## YOUR ASSIGNMENT
Return every record verbatim.

## ENTRIES PROVIDED
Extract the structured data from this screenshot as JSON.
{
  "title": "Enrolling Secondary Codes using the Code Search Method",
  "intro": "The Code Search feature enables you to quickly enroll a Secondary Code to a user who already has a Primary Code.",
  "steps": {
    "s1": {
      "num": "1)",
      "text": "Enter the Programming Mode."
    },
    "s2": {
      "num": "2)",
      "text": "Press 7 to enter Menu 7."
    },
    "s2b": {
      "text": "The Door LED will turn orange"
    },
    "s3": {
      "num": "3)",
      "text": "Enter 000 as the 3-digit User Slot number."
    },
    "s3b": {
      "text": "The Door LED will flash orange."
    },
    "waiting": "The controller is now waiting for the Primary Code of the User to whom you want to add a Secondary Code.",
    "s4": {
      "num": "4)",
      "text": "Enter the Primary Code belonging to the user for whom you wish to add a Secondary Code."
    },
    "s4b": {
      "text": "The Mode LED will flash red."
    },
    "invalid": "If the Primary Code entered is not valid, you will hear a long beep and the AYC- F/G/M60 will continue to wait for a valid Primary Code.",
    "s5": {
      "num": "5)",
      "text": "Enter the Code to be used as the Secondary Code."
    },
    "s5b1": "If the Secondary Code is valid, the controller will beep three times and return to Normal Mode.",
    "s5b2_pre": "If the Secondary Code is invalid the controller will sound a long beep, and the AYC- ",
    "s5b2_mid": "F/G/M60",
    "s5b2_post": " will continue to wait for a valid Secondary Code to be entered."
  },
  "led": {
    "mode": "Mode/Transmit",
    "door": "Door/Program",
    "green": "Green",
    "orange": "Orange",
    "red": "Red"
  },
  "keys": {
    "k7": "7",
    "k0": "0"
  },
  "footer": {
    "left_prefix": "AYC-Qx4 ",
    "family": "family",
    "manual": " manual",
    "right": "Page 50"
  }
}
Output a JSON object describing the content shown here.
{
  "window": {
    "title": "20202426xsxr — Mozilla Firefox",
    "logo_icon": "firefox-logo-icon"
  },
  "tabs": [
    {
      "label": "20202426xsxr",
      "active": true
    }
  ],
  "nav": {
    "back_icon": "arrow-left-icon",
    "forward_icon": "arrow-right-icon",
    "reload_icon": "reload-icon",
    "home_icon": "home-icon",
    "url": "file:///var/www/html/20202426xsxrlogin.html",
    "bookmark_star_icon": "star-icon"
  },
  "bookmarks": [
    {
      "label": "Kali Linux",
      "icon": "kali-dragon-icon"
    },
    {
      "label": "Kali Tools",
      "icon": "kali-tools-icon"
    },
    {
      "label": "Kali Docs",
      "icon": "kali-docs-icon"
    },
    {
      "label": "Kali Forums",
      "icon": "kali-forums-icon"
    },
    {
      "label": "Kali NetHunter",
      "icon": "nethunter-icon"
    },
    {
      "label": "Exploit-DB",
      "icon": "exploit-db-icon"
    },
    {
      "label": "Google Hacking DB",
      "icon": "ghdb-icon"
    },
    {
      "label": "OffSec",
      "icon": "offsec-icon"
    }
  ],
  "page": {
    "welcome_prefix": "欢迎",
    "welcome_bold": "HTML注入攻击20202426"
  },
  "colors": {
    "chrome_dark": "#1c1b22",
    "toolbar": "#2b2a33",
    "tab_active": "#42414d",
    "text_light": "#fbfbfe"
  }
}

## TASK ANSWER
Extract the structured data from this screenshot as JSON.
{
  "title": "Enrolling Secondary Codes using the Code Search Method",
  "intro": "The Code Search feature enables you to quickly enroll a Secondary Code to a user who already has a Primary Code.",
  "steps": {
    "s1": {
      "num": "1)",
      "text": "Enter the Programming Mode."
    },
    "s2": {
      "num": "2)",
      "text": "Press 7 to enter Menu 7."
    },
    "s2b": {
      "text": "The Door LED will turn orange"
    },
    "s3": {
      "num": "3)",
      "text": "Enter 000 as the 3-digit User Slot number."
    },
    "s3b": {
      "text": "The Door LED will flash orange."
    },
    "waiting": "The controller is now waiting for the Primary Code of the User to whom you want to add a Secondary Code.",
    "s4": {
      "num": "4)",
      "text": "Enter the Primary Code belonging to the user for whom you wish to add a Secondary Code."
    },
    "s4b": {
      "text": "The Mode LED will flash red."
    },
    "invalid": "If the Primary Code entered is not valid, you will hear a long beep and the AYC- F/G/M60 will continue to wait for a valid Primary Code.",
    "s5": {
      "num": "5)",
      "text": "Enter the Code to be used as the Secondary Code."
    },
    "s5b1": "If the Secondary Code is valid, the controller will beep three times and return to Normal Mode.",
    "s5b2_pre": "If the Secondary Code is invalid the controller will sound a long beep, and the AYC- ",
    "s5b2_mid": "F/G/M60",
    "s5b2_post": " will continue to wait for a valid Secondary Code to be entered."
  },
  "led": {
    "mode": "Mode/Transmit",
    "door": "Door/Program",
    "green": "Green",
    "orange": "Orange",
    "red": "Red"
  },
  "keys": {
    "k7": "7",
    "k0": "0"
  },
  "footer": {
    "left_prefix": "AYC-Qx4 ",
    "family": "family",
    "manual": " manual",
    "right": "Page 50"
  }
}
Output a JSON object describing the content shown here.
{
  "window": {
    "title": "20202426xsxr — Mozilla Firefox",
    "logo_icon": "firefox-logo-icon"
  },
  "tabs": [
    {
      "label": "20202426xsxr",
      "active": true
    }
  ],
  "nav": {
    "back_icon": "arrow-left-icon",
    "forward_icon": "arrow-right-icon",
    "reload_icon": "reload-icon",
    "home_icon": "home-icon",
    "url": "file:///var/www/html/20202426xsxrlogin.html",
    "bookmark_star_icon": "star-icon"
  },
  "bookmarks": [
    {
      "label": "Kali Linux",
      "icon": "kali-dragon-icon"
    },
    {
      "label": "Kali Tools",
      "icon": "kali-tools-icon"
    },
    {
      "label": "Kali Docs",
      "icon": "kali-docs-icon"
    },
    {
      "label": "Kali Forums",
      "icon": "kali-forums-icon"
    },
    {
      "label": "Kali NetHunter",
      "icon": "nethunter-icon"
    },
    {
      "label": "Exploit-DB",
      "icon": "exploit-db-icon"
    },
    {
      "label": "Google Hacking DB",
      "icon": "ghdb-icon"
    },
    {
      "label": "OffSec",
      "icon": "offsec-icon"
    }
  ],
  "page": {
    "welcome_prefix": "欢迎",
    "welcome_bold": "HTML注入攻击20202426"
  },
  "colors": {
    "chrome_dark": "#1c1b22",
    "toolbar": "#2b2a33",
    "tab_active": "#42414d",
    "text_light": "#fbfbfe"
  }
}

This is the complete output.